Lodovico, Ludovico, or Lulù if you prefer, was an eclectic driver, able to give his best in a hill climb race, as if he was driving an F1 car. The support received from his family, since his father was a racing enthusiast too, enabled him to debut with well-prepped cars. Scarfiotti came first in his category in his first race, in a Fiat 500 C. He obtained his first major victory at the 1956 Mille Miglia, in a Fiat 1100 TV, elaborated by De Sanctis.
In the following year, Scarfiotti won the Italian GT championship and the Mountain Trophy with a Zagato bodied Fiat 8V. He repeated his successes in 1956, with an OSCA 1100. He improved his outstanding driver skills, both on the track and on the mountains, and he was hired for the official Ferrari team. He achieved excellent results, with two victories: at the Sebring 12-hour race with Surtees, and at the Le Mans 24 hour, with Bandini. He came second in the Targa Florio. He came sixth in Holland, during his F1 debut. He ended the season with a very serious accident.
When the 1964 races resumed, he was still racing with the Ferrari team. He won, partnering with Vaccarella, the 1000km at Nürburgring. He wanted to prove that he wasn’t only a daddy’s boy who could afford races, and two extraordinary years came. In 1965, he won the European hill climb championship and once again the 1000km Nürburgring race with a Surtees. In 1966 he won the Italian GP with the Ferrari 312, he was the first Italian to win it after Ascari’s victory in 1952.
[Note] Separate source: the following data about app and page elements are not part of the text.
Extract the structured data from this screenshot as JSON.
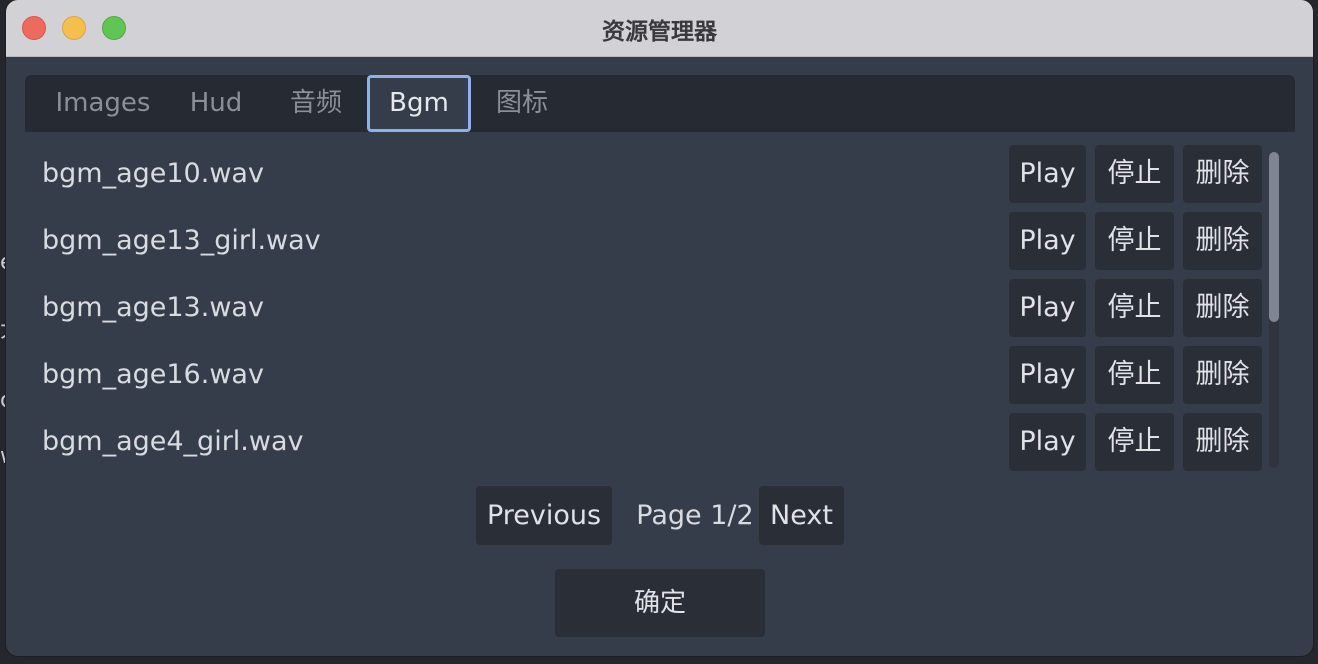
{
  "window": {
    "title": "资源管理器"
  },
  "tabs": [
    {
      "label": "Images",
      "active": false
    },
    {
      "label": "Hud",
      "active": false
    },
    {
      "label": "音频",
      "active": false
    },
    {
      "label": "Bgm",
      "active": true
    },
    {
      "label": "图标",
      "active": false
    }
  ],
  "files": [
    {
      "name": "bgm_age10.wav",
      "play": "Play",
      "stop": "停止",
      "delete": "删除"
    },
    {
      "name": "bgm_age13_girl.wav",
      "play": "Play",
      "stop": "停止",
      "delete": "删除"
    },
    {
      "name": "bgm_age13.wav",
      "play": "Play",
      "stop": "停止",
      "delete": "删除"
    },
    {
      "name": "bgm_age16.wav",
      "play": "Play",
      "stop": "停止",
      "delete": "删除"
    },
    {
      "name": "bgm_age4_girl.wav",
      "play": "Play",
      "stop": "停止",
      "delete": "删除"
    }
  ],
  "pagination": {
    "previous": "Previous",
    "page_label": "Page 1/2",
    "next": "Next"
  },
  "confirm_label": "确定",
  "colors": {
    "panel_bg": "#363d4a",
    "tab_bar_bg": "#262a33",
    "active_tab_border": "#8eb1e8",
    "button_bg": "#2a2e37"
  }
}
His relationship with Ferrari was cloudy and, in autumn 1967, he signed a contract with Porsche for the hill climb championship. It was during one of these hill climb races, on the Premio Delle Alpi track in Rossfeld, that Ludovico lost control of his Porsche 910 and he ended up off the track. It was the 8th June 1968 when we lost the last great gentleman of auto sports.